Reduce stress this Festive Season
Nights out, work deadlines, parties, family engagements and lots of other competing responsibilities can cause lots of stress in our daily lives around the festive season. The build-up of clutter around your home is another cause of stress.
Research shows that clutter can be a hidden stress factor both at home and work. One of the biggest offenders includes electrical clutter as we are buying new gadgets all the time.
Our aim is simple, reduce, reuse or recycle your excess stuff in order to reduce stress and increase your spare time. No more moving old and once useful stuff from one location to another, therefore, more time for you and your family.
When gifting this Christmas maybe ask family and friends about their needs or give events (concerts or plays) as gifts to reduce clutter!
Research by Lloyd’s TSB suggests homes are now packed to the roof with clutter. The most cluttered room in the house is the main bedroom, followed by spare bedrooms with generation x aged between 35 and 44 hoardings the most. Why is this?
In Ireland a 2015 study found that on average two in five Irish adults (38%) consider themselves to be hoarders, meaning more clutter (Source: Empathy Research) Further research commissioned by NESTA outlined 58% of respondents found it hard to get rid of their possessions.
The National Association of Professional Organizations shows there is a direct correlation between productivity and clutter. Productivity declines when clutter and chaos rise. Piles of paper, unorganised kitchen space or playrooms, old receipts, bills and paperwork stuffed in boxes or drawers will take over your home over a period of time.
Clutter is anything we have gathered or collected but have not yet processed or dealt with. Examples include unread books, old electronic equipment, files which have not been filed properly; clothes dropped on the floor, stuff that you no longer need, want or use but you still possess. Remember, clutter is not usually confined to one area can be spread across your home.
What to do?
Before anything else, make a simple plan with specific and simple goals that will reduce your frustration and stress.
Here are a few tips to keep in mind as you start de-cluttering your home:
- Make a map or plan of all the rooms and areas with clutter you want to tackle.
- Give each space a grade based on the severity of the clutter. For example, on a scale of 1 – 5 (5 being the most cluttered), a particularly messy room or garage area would get a 5. This will help you prioritise your time.
- Do one room at a time.
- Set finish dates for each area of your clean-up. Be sure to pick dates that are real so you don’t get annoyed.

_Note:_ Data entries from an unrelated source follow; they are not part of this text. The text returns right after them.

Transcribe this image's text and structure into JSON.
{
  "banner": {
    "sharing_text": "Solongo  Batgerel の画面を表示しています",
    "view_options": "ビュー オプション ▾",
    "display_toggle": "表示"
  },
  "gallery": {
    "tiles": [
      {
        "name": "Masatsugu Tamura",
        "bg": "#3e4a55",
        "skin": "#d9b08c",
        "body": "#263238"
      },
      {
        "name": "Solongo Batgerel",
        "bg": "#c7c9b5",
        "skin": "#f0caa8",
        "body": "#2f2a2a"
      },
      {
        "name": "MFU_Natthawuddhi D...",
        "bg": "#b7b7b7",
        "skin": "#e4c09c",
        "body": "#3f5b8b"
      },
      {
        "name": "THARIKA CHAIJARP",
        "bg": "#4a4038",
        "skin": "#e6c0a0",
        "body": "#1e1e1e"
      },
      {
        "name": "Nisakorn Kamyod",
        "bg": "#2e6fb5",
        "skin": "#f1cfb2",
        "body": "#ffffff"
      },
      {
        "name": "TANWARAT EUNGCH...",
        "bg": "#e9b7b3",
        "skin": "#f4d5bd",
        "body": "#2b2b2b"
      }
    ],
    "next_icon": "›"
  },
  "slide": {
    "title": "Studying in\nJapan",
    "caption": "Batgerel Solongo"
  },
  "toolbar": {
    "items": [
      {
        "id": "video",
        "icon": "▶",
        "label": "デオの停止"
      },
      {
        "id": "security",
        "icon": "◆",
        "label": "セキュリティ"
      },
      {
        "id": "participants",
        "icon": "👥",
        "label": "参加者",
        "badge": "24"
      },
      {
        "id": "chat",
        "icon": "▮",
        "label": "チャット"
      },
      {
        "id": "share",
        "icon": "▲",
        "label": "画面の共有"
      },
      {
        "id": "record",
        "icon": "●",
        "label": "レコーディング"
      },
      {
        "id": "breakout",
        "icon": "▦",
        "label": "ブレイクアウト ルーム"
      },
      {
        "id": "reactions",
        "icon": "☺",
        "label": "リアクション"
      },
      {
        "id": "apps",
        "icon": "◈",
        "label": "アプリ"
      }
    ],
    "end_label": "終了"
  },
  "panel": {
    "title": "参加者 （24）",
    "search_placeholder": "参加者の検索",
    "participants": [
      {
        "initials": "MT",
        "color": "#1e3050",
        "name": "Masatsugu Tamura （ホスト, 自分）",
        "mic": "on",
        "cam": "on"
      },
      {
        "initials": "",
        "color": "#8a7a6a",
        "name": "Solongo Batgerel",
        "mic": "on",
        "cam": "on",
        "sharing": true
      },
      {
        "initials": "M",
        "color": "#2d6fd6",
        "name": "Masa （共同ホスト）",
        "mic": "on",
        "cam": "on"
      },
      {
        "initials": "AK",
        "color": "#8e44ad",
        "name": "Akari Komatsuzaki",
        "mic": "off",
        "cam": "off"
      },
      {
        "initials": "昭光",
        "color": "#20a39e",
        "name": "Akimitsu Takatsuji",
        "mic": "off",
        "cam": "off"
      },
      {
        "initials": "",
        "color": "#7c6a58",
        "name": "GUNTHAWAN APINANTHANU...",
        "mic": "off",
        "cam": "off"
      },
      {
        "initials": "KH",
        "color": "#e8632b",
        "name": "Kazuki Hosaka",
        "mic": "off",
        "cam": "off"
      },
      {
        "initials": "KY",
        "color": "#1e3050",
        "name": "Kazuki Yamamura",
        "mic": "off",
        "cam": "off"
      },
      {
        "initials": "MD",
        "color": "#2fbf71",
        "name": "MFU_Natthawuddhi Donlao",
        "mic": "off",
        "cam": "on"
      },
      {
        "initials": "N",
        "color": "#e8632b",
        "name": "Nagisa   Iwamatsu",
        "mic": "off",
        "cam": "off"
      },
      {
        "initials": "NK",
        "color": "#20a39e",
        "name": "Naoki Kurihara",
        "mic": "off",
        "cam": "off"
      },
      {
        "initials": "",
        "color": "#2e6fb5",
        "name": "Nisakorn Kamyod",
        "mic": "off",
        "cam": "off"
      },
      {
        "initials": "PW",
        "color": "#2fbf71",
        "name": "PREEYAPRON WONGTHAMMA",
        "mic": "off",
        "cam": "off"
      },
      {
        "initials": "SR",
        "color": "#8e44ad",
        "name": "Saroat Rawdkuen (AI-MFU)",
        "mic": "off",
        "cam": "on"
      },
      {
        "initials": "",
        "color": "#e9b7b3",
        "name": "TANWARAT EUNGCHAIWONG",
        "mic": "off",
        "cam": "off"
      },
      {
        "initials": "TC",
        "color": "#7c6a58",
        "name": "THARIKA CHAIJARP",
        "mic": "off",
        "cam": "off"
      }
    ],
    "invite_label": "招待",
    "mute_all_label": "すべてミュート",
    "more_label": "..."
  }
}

- Plan time to work on specific areas which may take longer like a garden shed or attic.
- Plan for days you might need help with lifting on moving items.
As you go through the rooms in your house, you will need a system for sorting the items you find. You can create your own method, or you can use boxes as a route to sorting clutter. This method forces you to make a decision item by item, so you don’t end up with a bigger mess than the one you started with.
So find three or four large boxes or storage bins (any type). Label each of them up as follows, 1. Keep, 2. Remove 3. Store. This solution applies to the all physical space you spend your time in on a day-to-day basis: your home, workspace and the car.
Once the stuff is in boxes you can decide what you want to do with the items for removal. We have a list of some solutions of which might work for you.
10 things which work!
- Sell stuff online, e.g. eBay, Done Deal or Adverts.
- Repurpose old stuff with some DIY and help from friends.
- Donate to charity or community organisations.
- Use items or ask someone else if they can use the items.
- Gift your items to friends or colleague with an interest in them.
- Share items free for reuse. Go online or find an exchange network.
- Don’t hold onto items once they have made the box.
- Recycle all old electrical, electronic and battery-operated items.
- Moving forward, recycle stuff immediately when used or end of life.
- Recycle one day at a time and don’t let the clutter start again.
If you have not used, needed or loved an item in a year or more you most likely don’t need it so let go, recycle it. If you have worn out or broken items that you haven’t fixed, recycle all.
If you feel guilty at throwing an item away, consider gifting or donating ( based on the condition). This can boost your energy and self-esteem, in addition to getting rid of your clutter.
About Recycle IT
Recycle IT is an award-winning not for profit social enterprise providing a collection and drop off service for all types of waste electrical, electronic and metal items. During 2018 Recycle IT offer a drop-off and collection services to homes and businesses across Dublin and surrounding areas. Teams collect a range of WEEE which includes thousands of computers, cables, monitors, batteries, microwaves televisions and much more!
The Recycle IT electrical community collection service is provided in partnership with WEEE Ireland. Recycle IT are supported by Pobal, South Dublin County Council and authorized by the National Waste Collection Permit Office and the local authorities across Dublin, Kildare and Wicklow.